With large ecom giants snapping up high-street brands and the exponential growth of online shopping globally, the future – or 2021 at least – is looking positive for ecommerce.
Online spending explodes in China, but will mega-malls lure consumers back to retail stores? Amazon Pantry closes down in favour of something more flexible and curated for online grocery shopping, and we look at how one online food delivery company is preparing for its first multi-billion dollar IPO. Finally, how has Brexit impacted the ecommerce industry now that the UK is officially no longer part of the EU?
- Consumers in China will spend $1.1tn online this year, up from $826.6bn in 2019.
- Deliveroo secures $180m in investment as it prepares for IPO. London company valued at more than $7bn after Covid accelerates food delivery orders.
- Amazon Pantry is being discontinued as Amazon consolidates its grocery delivery services.
- Retailers are facing ‘perfect storm’ complications, including delivery suspensions and unexpected Brexit duties, but are there new opportunities to be had?
- Ecommerce giant Boohoo Group has bought the Debenhams brand and website for £55m.
China has the largest online ecom population, with 710 million people shopping digitally
With a population of 1.4 billion and 710 million people shopping online, China is accountable for 83.6% of the retail ecommerce market in 2020 and is set to spend $1.1tn online this year, up from $826.6bn in 2019, driven by Amazon competitors: Alibaba Group, JD.com, and Pinduoduo.
In 2020, Chinese online shoppers increased the frequency and amount of their online shopping and despite the pandemic, the Chinese luxury market saw an increase of 48% to $52bn, and is set to become the largest luxury apparel market worldwide by 2025. As restrictions ease, will we see that growth slow as consumers return to shopping offline?
Deliveroo has secured another £132m of funding from shareholders
Now valued at over $7bn, the London-based company is set to use the recent investment on “new tech tools to support restaurants and extend choice for customers,” said Will Shu, Deliveroo’s founder and chief executive, as it prepares for an IPO later this year.
After the first lockdown forced restaurants to close, online delivery orders exploded and accelerated consumer adoption of food delivery services by about two to three years, with order volumes in the UK and Ireland doubling overall compared to 2019.
Deliveroo competitor Just Eat said UK delivery orders had jumped 400% in the final three months of 2020 as further lockdown restrictions kept people at home.

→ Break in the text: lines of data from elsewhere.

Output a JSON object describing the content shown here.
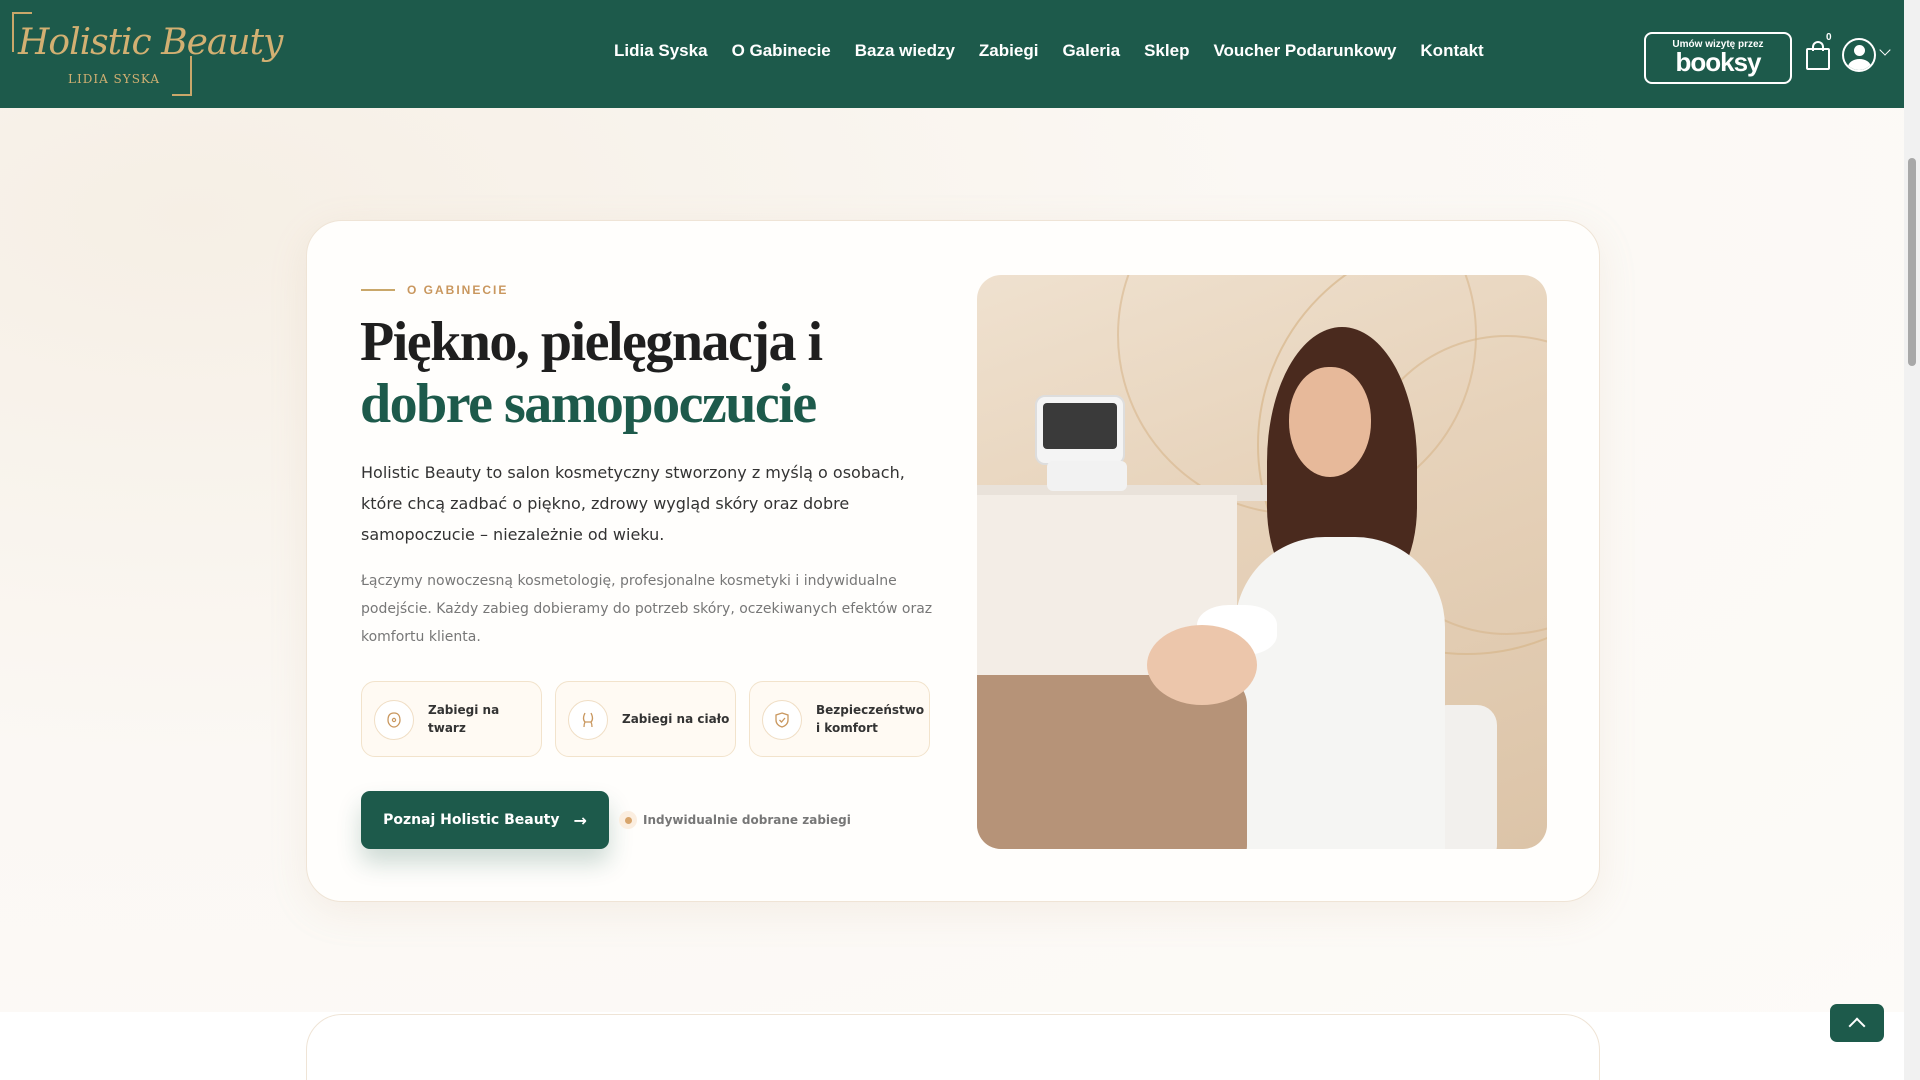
{
  "header": {
    "logo": {
      "script": "Holistic Beauty",
      "sub": "LIDIA SYSKA"
    },
    "nav": [
      "Lidia Syska",
      "O Gabinecie",
      "Baza wiedzy",
      "Zabiegi",
      "Galeria",
      "Sklep",
      "Voucher Podarunkowy",
      "Kontakt"
    ],
    "booksy": {
      "small": "Umów wizytę przez",
      "big": "booksy"
    },
    "cart_count": "0"
  },
  "about": {
    "eyebrow": "O GABINECIE",
    "title_part1": "Piękno, pielęgnacja i ",
    "title_accent": "dobre samopoczucie",
    "lead": "Holistic Beauty to salon kosmetyczny stworzony z myślą o osobach, które chcą zadbać o piękno, zdrowy wygląd skóry oraz dobre samopoczucie – niezależnie od wieku.",
    "paragraph": "Łączymy nowoczesną kosmetologię, profesjonalne kosmetyki i indywidualne podejście. Każdy zabieg dobieramy do potrzeb skóry, oczekiwanych efektów oraz komfortu klienta.",
    "features": [
      {
        "label": "Zabiegi na twarz",
        "icon": "face-icon"
      },
      {
        "label": "Zabiegi na ciało",
        "icon": "body-icon"
      },
      {
        "label": "Bezpieczeństwo i komfort",
        "icon": "shield-icon"
      }
    ],
    "cta": "Poznaj Holistic Beauty",
    "note": "Indywidualnie dobrane zabiegi"
  },
  "colors": {
    "brand": "#1d5a4b",
    "gold": "#c9975e",
    "background": "#fbf7f2"
  }
}
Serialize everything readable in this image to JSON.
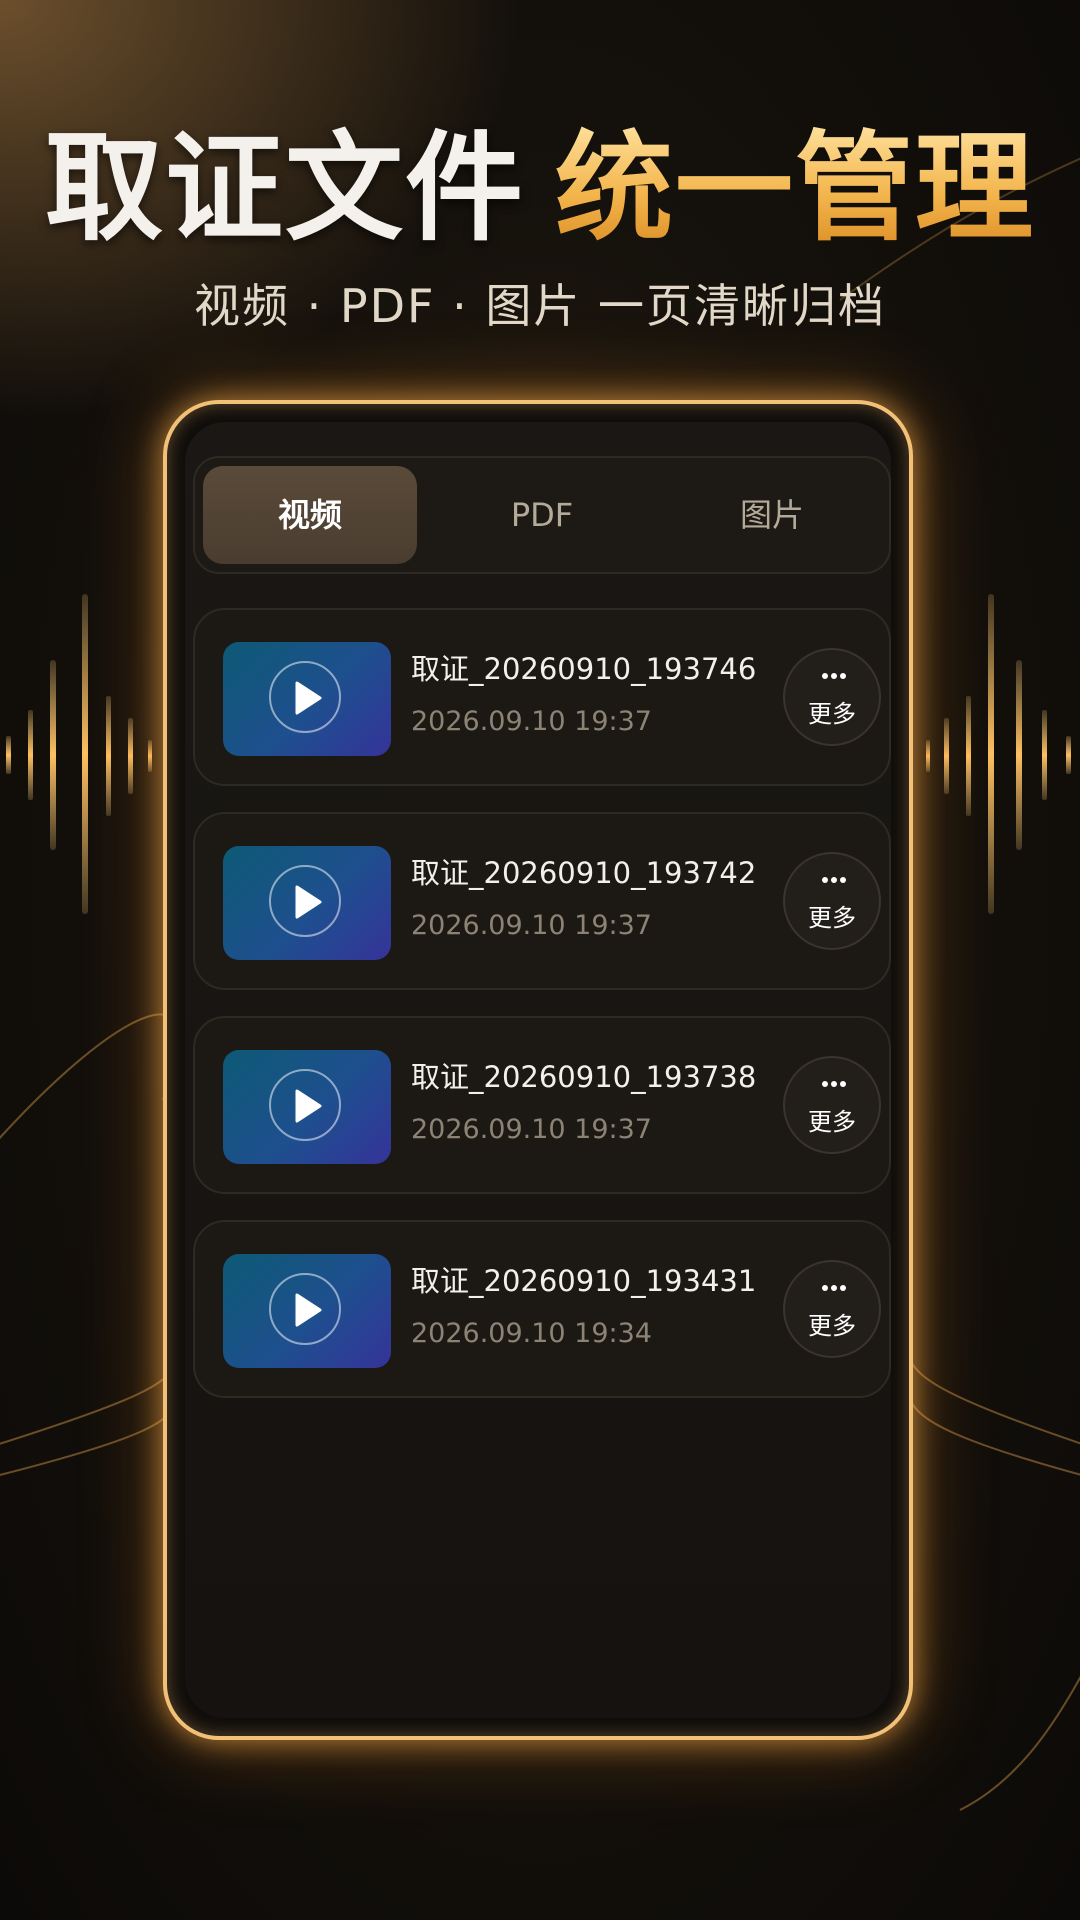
{
  "headline": {
    "part1": "取证文件",
    "part2": "统一管理"
  },
  "subtitle": "视频 · PDF · 图片 一页清晰归档",
  "tabs": [
    {
      "label": "视频",
      "active": true
    },
    {
      "label": "PDF",
      "active": false
    },
    {
      "label": "图片",
      "active": false
    }
  ],
  "files": [
    {
      "name": "取证_20260910_193746",
      "date": "2026.09.10 19:37",
      "more_label": "更多",
      "icon": "play-icon"
    },
    {
      "name": "取证_20260910_193742",
      "date": "2026.09.10 19:37",
      "more_label": "更多",
      "icon": "play-icon"
    },
    {
      "name": "取证_20260910_193738",
      "date": "2026.09.10 19:37",
      "more_label": "更多",
      "icon": "play-icon"
    },
    {
      "name": "取证_20260910_193431",
      "date": "2026.09.10 19:34",
      "more_label": "更多",
      "icon": "play-icon"
    }
  ],
  "colors": {
    "accent_gold": "#f0b84e",
    "background": "#15110c",
    "thumbnail_start": "#0d5a75",
    "thumbnail_end": "#35339a"
  }
}
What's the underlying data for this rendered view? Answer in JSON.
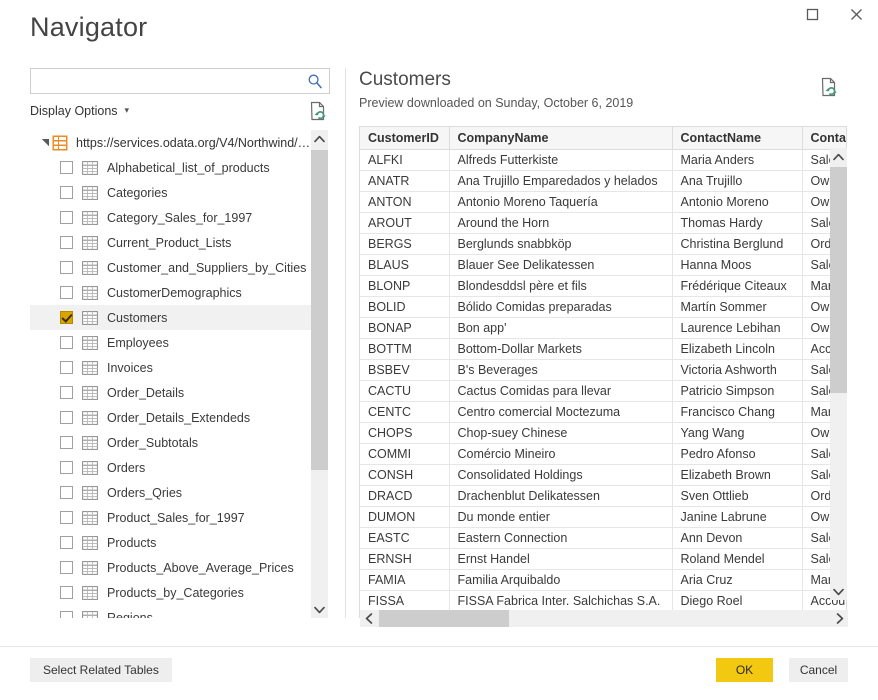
{
  "window": {
    "title": "Navigator",
    "maximize_label": "Maximize",
    "close_label": "Close"
  },
  "left": {
    "search": {
      "value": "",
      "placeholder": "",
      "icon": "search-icon"
    },
    "display_options_label": "Display Options",
    "display_options_caret": "▾",
    "refresh_icon": "refresh-document-icon",
    "tree": {
      "root": {
        "label": "https://services.odata.org/V4/Northwind/N...",
        "expander": "◢",
        "icon": "database-icon",
        "expanded": true
      },
      "items": [
        {
          "label": "Alphabetical_list_of_products",
          "checked": false
        },
        {
          "label": "Categories",
          "checked": false
        },
        {
          "label": "Category_Sales_for_1997",
          "checked": false
        },
        {
          "label": "Current_Product_Lists",
          "checked": false
        },
        {
          "label": "Customer_and_Suppliers_by_Cities",
          "checked": false
        },
        {
          "label": "CustomerDemographics",
          "checked": false
        },
        {
          "label": "Customers",
          "checked": true,
          "selected": true
        },
        {
          "label": "Employees",
          "checked": false
        },
        {
          "label": "Invoices",
          "checked": false
        },
        {
          "label": "Order_Details",
          "checked": false
        },
        {
          "label": "Order_Details_Extendeds",
          "checked": false
        },
        {
          "label": "Order_Subtotals",
          "checked": false
        },
        {
          "label": "Orders",
          "checked": false
        },
        {
          "label": "Orders_Qries",
          "checked": false
        },
        {
          "label": "Product_Sales_for_1997",
          "checked": false
        },
        {
          "label": "Products",
          "checked": false
        },
        {
          "label": "Products_Above_Average_Prices",
          "checked": false
        },
        {
          "label": "Products_by_Categories",
          "checked": false
        },
        {
          "label": "Regions",
          "checked": false
        }
      ]
    },
    "scrollbar": {
      "up": "⌃",
      "down": "⌄"
    }
  },
  "right": {
    "title": "Customers",
    "subtitle": "Preview downloaded on Sunday, October 6, 2019",
    "refresh_icon": "refresh-document-icon",
    "columns": [
      "CustomerID",
      "CompanyName",
      "ContactName",
      "ContactTitle"
    ],
    "rows": [
      [
        "ALFKI",
        "Alfreds Futterkiste",
        "Maria Anders",
        "Sales Representative"
      ],
      [
        "ANATR",
        "Ana Trujillo Emparedados y helados",
        "Ana Trujillo",
        "Owner"
      ],
      [
        "ANTON",
        "Antonio Moreno Taquería",
        "Antonio Moreno",
        "Owner"
      ],
      [
        "AROUT",
        "Around the Horn",
        "Thomas Hardy",
        "Sales Representative"
      ],
      [
        "BERGS",
        "Berglunds snabbköp",
        "Christina Berglund",
        "Order Administrator"
      ],
      [
        "BLAUS",
        "Blauer See Delikatessen",
        "Hanna Moos",
        "Sales Representative"
      ],
      [
        "BLONP",
        "Blondesddsl père et fils",
        "Frédérique Citeaux",
        "Marketing Manager"
      ],
      [
        "BOLID",
        "Bólido Comidas preparadas",
        "Martín Sommer",
        "Owner"
      ],
      [
        "BONAP",
        "Bon app'",
        "Laurence Lebihan",
        "Owner"
      ],
      [
        "BOTTM",
        "Bottom-Dollar Markets",
        "Elizabeth Lincoln",
        "Accounting Manager"
      ],
      [
        "BSBEV",
        "B's Beverages",
        "Victoria Ashworth",
        "Sales Representative"
      ],
      [
        "CACTU",
        "Cactus Comidas para llevar",
        "Patricio Simpson",
        "Sales Agent"
      ],
      [
        "CENTC",
        "Centro comercial Moctezuma",
        "Francisco Chang",
        "Marketing Manager"
      ],
      [
        "CHOPS",
        "Chop-suey Chinese",
        "Yang Wang",
        "Owner"
      ],
      [
        "COMMI",
        "Comércio Mineiro",
        "Pedro Afonso",
        "Sales Associate"
      ],
      [
        "CONSH",
        "Consolidated Holdings",
        "Elizabeth Brown",
        "Sales Representative"
      ],
      [
        "DRACD",
        "Drachenblut Delikatessen",
        "Sven Ottlieb",
        "Order Administrator"
      ],
      [
        "DUMON",
        "Du monde entier",
        "Janine Labrune",
        "Owner"
      ],
      [
        "EASTC",
        "Eastern Connection",
        "Ann Devon",
        "Sales Agent"
      ],
      [
        "ERNSH",
        "Ernst Handel",
        "Roland Mendel",
        "Sales Manager"
      ],
      [
        "FAMIA",
        "Familia Arquibaldo",
        "Aria Cruz",
        "Marketing Assistant"
      ],
      [
        "FISSA",
        "FISSA Fabrica Inter. Salchichas S.A.",
        "Diego Roel",
        "Accounting Manager"
      ]
    ],
    "scrollbar": {
      "up": "⌃",
      "down": "⌄",
      "left": "‹",
      "right": "›"
    }
  },
  "footer": {
    "select_related_label": "Select Related Tables",
    "ok_label": "OK",
    "cancel_label": "Cancel"
  },
  "colors": {
    "accent": "#f2c811",
    "checkbox_checked": "#d9a400",
    "table_icon": "#7a7a7a",
    "db_icon": "#e8861e"
  }
}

Will consumers keep ordering food online in 2021 or will they return to dining out?
Amazon Pantry is being discontinued as Amazon consolidates its grocery delivery services
Originally known as Prime Pantry and launched in 2014, Amazon has announced it will be discontinuing Amazon Pantry, and will instead sell household goods and pantry items alongside other Amazon products on the main ecommerce website.
The original idea for Amazon Pantry was to make it easier to stock up on everyday products that would otherwise be bulky or expensive to ship. Amazon Pantry charged customers a flat $5.99 shipping fee per box of groceries, which could be filled with up to 20 kilos of products.
Despite the removal of Amazon Pantry, the ecommerce giant’s grocery delivery ambitions are stronger than ever, with Amazon now owning Whole Foods and new Amazon Fresh branded stores being rolled out.
Boohoo Group has bought the Debenhams brand and ecommerce website for £55m
The deal, which only cements retail’s shift from bricks to clicks, was financed through the ecommerce giant Boohoo Group’s existing cash balance, and includes the department stores’ own brands but excludes its 124 stores and stock, which will be sold through clearance sales.
The Debenhams website will relaunch on the Boohoo Group’s ecommerce platform in early spring 2021 and Debenhams stores will continue to operate to clear stock, once retail is allowed to reopen.
Boohoo Group said it intends to relaunch the Debenhams website to create one of the UK’s largest online marketplaces across fashion, beauty, sport, and homeware.
Brexit causes issues for retailers but may bring access to new markets and opportunities
Slightly overshadowed by national lockdowns, Brexit officially started on January 1st, meaning all exports from the UK to the EU are now subject to customer border checks, increased documentation, and import VAT meaning increased costs for ecommerce retailers.
The global pandemic has only added to the perfect storm with delays of stock delivery thanks to disrupted shipping schedules and a displacement of containers around the world.
A growing number of ecom retailers, including John Lewis, have now suspended customer deliveries into the EU as couriers such as DPD suspend services and brands work to establish new complex processes to counterbalance huge delays and backlogs in the shipping and imports. However, will we see new markets open up in 2021 to compensate for these issues?